■ **AIM OF THE EXERCISE**:
I would like every record printed again, exactly as shown.

Records from a collection
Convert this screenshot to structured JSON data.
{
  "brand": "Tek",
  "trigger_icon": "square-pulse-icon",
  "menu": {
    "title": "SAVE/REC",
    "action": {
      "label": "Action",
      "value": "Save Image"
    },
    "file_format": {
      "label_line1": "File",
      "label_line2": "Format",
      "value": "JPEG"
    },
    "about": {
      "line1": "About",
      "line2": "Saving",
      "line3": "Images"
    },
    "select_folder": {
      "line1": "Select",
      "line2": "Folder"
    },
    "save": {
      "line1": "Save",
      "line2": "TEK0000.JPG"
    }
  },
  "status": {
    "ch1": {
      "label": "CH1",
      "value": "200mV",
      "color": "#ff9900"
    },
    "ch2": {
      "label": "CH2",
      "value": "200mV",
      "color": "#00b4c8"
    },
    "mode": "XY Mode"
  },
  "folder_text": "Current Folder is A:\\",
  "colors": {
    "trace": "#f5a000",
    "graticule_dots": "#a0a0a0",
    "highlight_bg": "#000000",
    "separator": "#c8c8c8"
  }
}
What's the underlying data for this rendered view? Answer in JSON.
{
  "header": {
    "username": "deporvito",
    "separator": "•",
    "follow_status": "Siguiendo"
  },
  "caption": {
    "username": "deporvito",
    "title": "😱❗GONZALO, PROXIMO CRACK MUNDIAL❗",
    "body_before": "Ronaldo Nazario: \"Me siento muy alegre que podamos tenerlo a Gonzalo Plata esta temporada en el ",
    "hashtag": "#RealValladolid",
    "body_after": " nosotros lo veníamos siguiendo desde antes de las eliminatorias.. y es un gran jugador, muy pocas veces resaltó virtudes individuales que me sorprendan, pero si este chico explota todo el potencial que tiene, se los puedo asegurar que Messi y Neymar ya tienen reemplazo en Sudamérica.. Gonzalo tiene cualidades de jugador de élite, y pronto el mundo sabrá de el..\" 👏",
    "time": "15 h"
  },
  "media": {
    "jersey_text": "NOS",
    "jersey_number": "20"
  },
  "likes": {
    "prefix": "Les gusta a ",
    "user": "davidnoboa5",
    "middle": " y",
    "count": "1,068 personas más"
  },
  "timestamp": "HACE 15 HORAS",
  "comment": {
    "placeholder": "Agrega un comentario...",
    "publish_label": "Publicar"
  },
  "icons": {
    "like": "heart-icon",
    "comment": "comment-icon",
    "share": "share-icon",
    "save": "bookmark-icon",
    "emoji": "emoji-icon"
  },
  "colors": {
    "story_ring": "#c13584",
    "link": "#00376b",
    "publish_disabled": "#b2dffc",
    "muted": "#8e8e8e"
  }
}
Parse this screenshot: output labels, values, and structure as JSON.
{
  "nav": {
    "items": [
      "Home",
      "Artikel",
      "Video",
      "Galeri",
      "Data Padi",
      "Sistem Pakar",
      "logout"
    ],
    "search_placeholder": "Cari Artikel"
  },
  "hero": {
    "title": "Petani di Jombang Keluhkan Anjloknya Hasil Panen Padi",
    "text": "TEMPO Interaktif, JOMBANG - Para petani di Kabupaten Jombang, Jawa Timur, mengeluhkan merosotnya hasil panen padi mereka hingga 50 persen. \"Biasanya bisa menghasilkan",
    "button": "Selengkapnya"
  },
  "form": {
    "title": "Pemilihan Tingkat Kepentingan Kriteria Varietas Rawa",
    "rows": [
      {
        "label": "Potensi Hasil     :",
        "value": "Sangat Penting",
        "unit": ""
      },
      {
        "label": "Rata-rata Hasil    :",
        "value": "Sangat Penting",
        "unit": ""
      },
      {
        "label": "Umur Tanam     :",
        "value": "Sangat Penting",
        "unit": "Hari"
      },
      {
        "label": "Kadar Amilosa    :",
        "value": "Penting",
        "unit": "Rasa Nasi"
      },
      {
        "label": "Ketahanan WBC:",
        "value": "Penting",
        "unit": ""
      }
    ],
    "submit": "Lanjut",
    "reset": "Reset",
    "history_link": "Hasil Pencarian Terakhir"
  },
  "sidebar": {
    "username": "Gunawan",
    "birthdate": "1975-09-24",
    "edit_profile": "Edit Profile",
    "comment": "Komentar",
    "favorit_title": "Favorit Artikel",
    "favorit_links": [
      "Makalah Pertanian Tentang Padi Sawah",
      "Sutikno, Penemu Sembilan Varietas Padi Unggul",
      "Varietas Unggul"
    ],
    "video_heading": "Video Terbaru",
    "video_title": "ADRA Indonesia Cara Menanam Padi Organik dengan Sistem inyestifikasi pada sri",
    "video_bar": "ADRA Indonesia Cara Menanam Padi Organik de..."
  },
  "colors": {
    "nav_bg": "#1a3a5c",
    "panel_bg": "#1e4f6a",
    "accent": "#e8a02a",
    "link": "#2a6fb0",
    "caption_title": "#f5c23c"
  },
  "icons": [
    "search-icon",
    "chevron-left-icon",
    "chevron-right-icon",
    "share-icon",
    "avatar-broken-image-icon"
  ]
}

■ **TASK OUTPUT**:
Convert this screenshot to structured JSON data.
{
  "brand": "Tek",
  "trigger_icon": "square-pulse-icon",
  "menu": {
    "title": "SAVE/REC",
    "action": {
      "label": "Action",
      "value": "Save Image"
    },
    "file_format": {
      "label_line1": "File",
      "label_line2": "Format",
      "value": "JPEG"
    },
    "about": {
      "line1": "About",
      "line2": "Saving",
      "line3": "Images"
    },
    "select_folder": {
      "line1": "Select",
      "line2": "Folder"
    },
    "save": {
      "line1": "Save",
      "line2": "TEK0000.JPG"
    }
  },
  "status": {
    "ch1": {
      "label": "CH1",
      "value": "200mV",
      "color": "#ff9900"
    },
    "ch2": {
      "label": "CH2",
      "value": "200mV",
      "color": "#00b4c8"
    },
    "mode": "XY Mode"
  },
  "folder_text": "Current Folder is A:\\",
  "colors": {
    "trace": "#f5a000",
    "graticule_dots": "#a0a0a0",
    "highlight_bg": "#000000",
    "separator": "#c8c8c8"
  }
}
What's the underlying data for this rendered view? Answer in JSON.
{
  "header": {
    "username": "deporvito",
    "separator": "•",
    "follow_status": "Siguiendo"
  },
  "caption": {
    "username": "deporvito",
    "title": "😱❗GONZALO, PROXIMO CRACK MUNDIAL❗",
    "body_before": "Ronaldo Nazario: \"Me siento muy alegre que podamos tenerlo a Gonzalo Plata esta temporada en el ",
    "hashtag": "#RealValladolid",
    "body_after": " nosotros lo veníamos siguiendo desde antes de las eliminatorias.. y es un gran jugador, muy pocas veces resaltó virtudes individuales que me sorprendan, pero si este chico explota todo el potencial que tiene, se los puedo asegurar que Messi y Neymar ya tienen reemplazo en Sudamérica.. Gonzalo tiene cualidades de jugador de élite, y pronto el mundo sabrá de el..\" 👏",
    "time": "15 h"
  },
  "media": {
    "jersey_text": "NOS",
    "jersey_number": "20"
  },
  "likes": {
    "prefix": "Les gusta a ",
    "user": "davidnoboa5",
    "middle": " y",
    "count": "1,068 personas más"
  },
  "timestamp": "HACE 15 HORAS",
  "comment": {
    "placeholder": "Agrega un comentario...",
    "publish_label": "Publicar"
  },
  "icons": {
    "like": "heart-icon",
    "comment": "comment-icon",
    "share": "share-icon",
    "save": "bookmark-icon",
    "emoji": "emoji-icon"
  },
  "colors": {
    "story_ring": "#c13584",
    "link": "#00376b",
    "publish_disabled": "#b2dffc",
    "muted": "#8e8e8e"
  }
}
Parse this screenshot: output labels, values, and structure as JSON.
{
  "nav": {
    "items": [
      "Home",
      "Artikel",
      "Video",
      "Galeri",
      "Data Padi",
      "Sistem Pakar",
      "logout"
    ],
    "search_placeholder": "Cari Artikel"
  },
  "hero": {
    "title": "Petani di Jombang Keluhkan Anjloknya Hasil Panen Padi",
    "text": "TEMPO Interaktif, JOMBANG - Para petani di Kabupaten Jombang, Jawa Timur, mengeluhkan merosotnya hasil panen padi mereka hingga 50 persen. \"Biasanya bisa menghasilkan",
    "button": "Selengkapnya"
  },
  "form": {
    "title": "Pemilihan Tingkat Kepentingan Kriteria Varietas Rawa",
    "rows": [
      {
        "label": "Potensi Hasil     :",
        "value": "Sangat Penting",
        "unit": ""
      },
      {
        "label": "Rata-rata Hasil    :",
        "value": "Sangat Penting",
        "unit": ""
      },
      {
        "label": "Umur Tanam     :",
        "value": "Sangat Penting",
        "unit": "Hari"
      },
      {
        "label": "Kadar Amilosa    :",
        "value": "Penting",
        "unit": "Rasa Nasi"
      },
      {
        "label": "Ketahanan WBC:",
        "value": "Penting",
        "unit": ""
      }
    ],
    "submit": "Lanjut",
    "reset": "Reset",
    "history_link": "Hasil Pencarian Terakhir"
  },
  "sidebar": {
    "username": "Gunawan",
    "birthdate": "1975-09-24",
    "edit_profile": "Edit Profile",
    "comment": "Komentar",
    "favorit_title": "Favorit Artikel",
    "favorit_links": [
      "Makalah Pertanian Tentang Padi Sawah",
      "Sutikno, Penemu Sembilan Varietas Padi Unggul",
      "Varietas Unggul"
    ],
    "video_heading": "Video Terbaru",
    "video_title": "ADRA Indonesia Cara Menanam Padi Organik dengan Sistem inyestifikasi pada sri",
    "video_bar": "ADRA Indonesia Cara Menanam Padi Organik de..."
  },
  "colors": {
    "nav_bg": "#1a3a5c",
    "panel_bg": "#1e4f6a",
    "accent": "#e8a02a",
    "link": "#2a6fb0",
    "caption_title": "#f5c23c"
  },
  "icons": [
    "search-icon",
    "chevron-left-icon",
    "chevron-right-icon",
    "share-icon",
    "avatar-broken-image-icon"
  ]
}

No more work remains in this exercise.